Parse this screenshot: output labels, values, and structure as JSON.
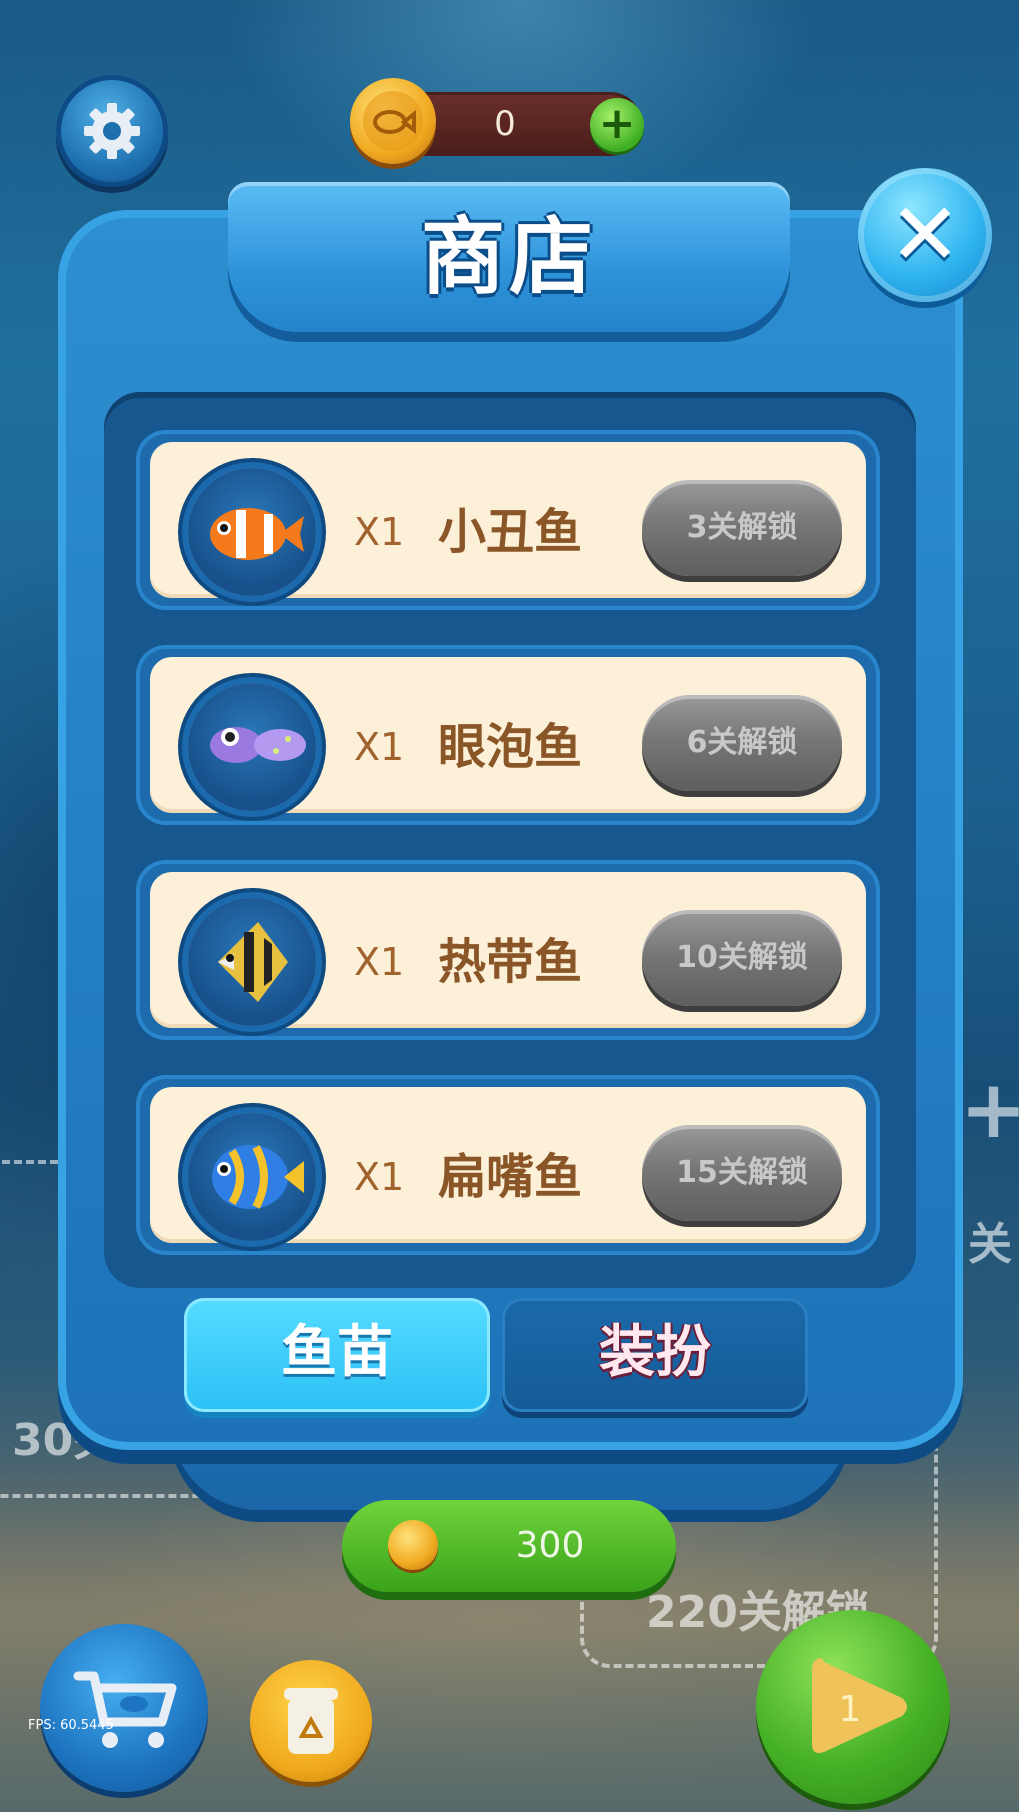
{
  "hud": {
    "coins": "0",
    "fps": "FPS: 60.5445"
  },
  "shop": {
    "title": "商店",
    "items": [
      {
        "qty": "X1",
        "name": "小丑鱼",
        "unlock": "3关解锁",
        "icon": "clownfish-icon"
      },
      {
        "qty": "X1",
        "name": "眼泡鱼",
        "unlock": "6关解锁",
        "icon": "bubble-eye-fish-icon"
      },
      {
        "qty": "X1",
        "name": "热带鱼",
        "unlock": "10关解锁",
        "icon": "tropical-fish-icon"
      },
      {
        "qty": "X1",
        "name": "扁嘴鱼",
        "unlock": "15关解锁",
        "icon": "flat-mouth-fish-icon"
      }
    ],
    "tabs": [
      {
        "label": "鱼苗",
        "active": true
      },
      {
        "label": "装扮",
        "active": false
      }
    ]
  },
  "background": {
    "left_label": "30关",
    "right_label": "关",
    "bottom_label": "220关解锁"
  },
  "bottom": {
    "price": "300",
    "level": "1"
  },
  "colors": {
    "panel": "#1d72b8",
    "active_tab": "#3ccdfa",
    "unlock_button": "#777777",
    "item_bg": "#fdf0d8"
  }
}
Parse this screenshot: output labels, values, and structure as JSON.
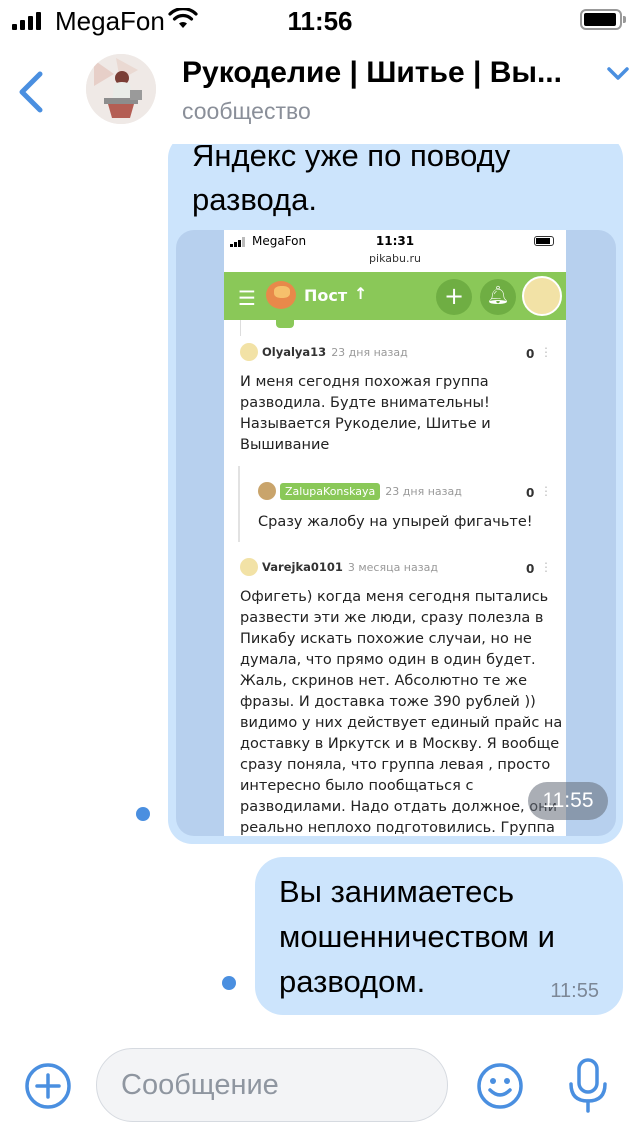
{
  "status_bar": {
    "carrier": "MegaFon",
    "time": "11:56",
    "battery_level": 0.85
  },
  "header": {
    "back_icon": "chevron-left-icon",
    "title": "Рукоделие | Шитье | Вы...",
    "subtitle": "сообщество",
    "dropdown_icon": "chevron-down-icon"
  },
  "messages": [
    {
      "text_lines": [
        "Яндекс уже по поводу",
        "развода."
      ],
      "time": "11:55",
      "attachment": {
        "status_bar": {
          "carrier": "MegaFon",
          "time": "11:31"
        },
        "domain": "pikabu.ru",
        "topbar_title": "Пост",
        "topbar_arrow": "↑",
        "comments": [
          {
            "author": "Olyalya13",
            "ago": "23 дня назад",
            "score": "0",
            "lines": [
              "И меня сегодня похожая группа",
              "разводила. Будте внимательны!",
              "Называется Рукоделие, Шитье и",
              "Вышивание"
            ]
          },
          {
            "author": "ZalupaKonskaya",
            "ago": "23 дня назад",
            "score": "0",
            "lines": [
              "Сразу жалобу на упырей фигачьте!"
            ]
          },
          {
            "author": "Varejka0101",
            "ago": "3 месяца назад",
            "score": "0",
            "lines": [
              "Офигеть) когда меня сегодня пытались",
              "развести эти же люди, сразу полезла в",
              "Пикабу искать похожие случаи, но не",
              "думала, что прямо один в один будет.",
              "Жаль, скринов нет. Абсолютно те же",
              "фразы. И доставка тоже 390 рублей ))",
              "видимо у них действует единый прайс на",
              "доставку в Иркутск и в Москву. Я вообще",
              "сразу поняла, что группа левая , просто",
              "интересно было пообщаться с",
              "разводилами. Надо отдать должное, они",
              "реально неплохо подготовились. Группа"
            ]
          }
        ]
      }
    },
    {
      "text_lines": [
        "Вы занимаетесь",
        "мошенничеством и",
        "разводом."
      ],
      "time": "11:55"
    }
  ],
  "input_bar": {
    "placeholder": "Сообщение",
    "icons": [
      "plus-icon",
      "smile-icon",
      "microphone-icon"
    ]
  },
  "colors": {
    "accent": "#4a8fe0",
    "bubble": "#cce4fc",
    "pikabu_green": "#8ac858"
  }
}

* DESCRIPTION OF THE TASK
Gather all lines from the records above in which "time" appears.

* EXERCISE RESPONSE
    "time": "11:56",
      "time": "11:55",
          "time": "11:31"
      "time": "11:55"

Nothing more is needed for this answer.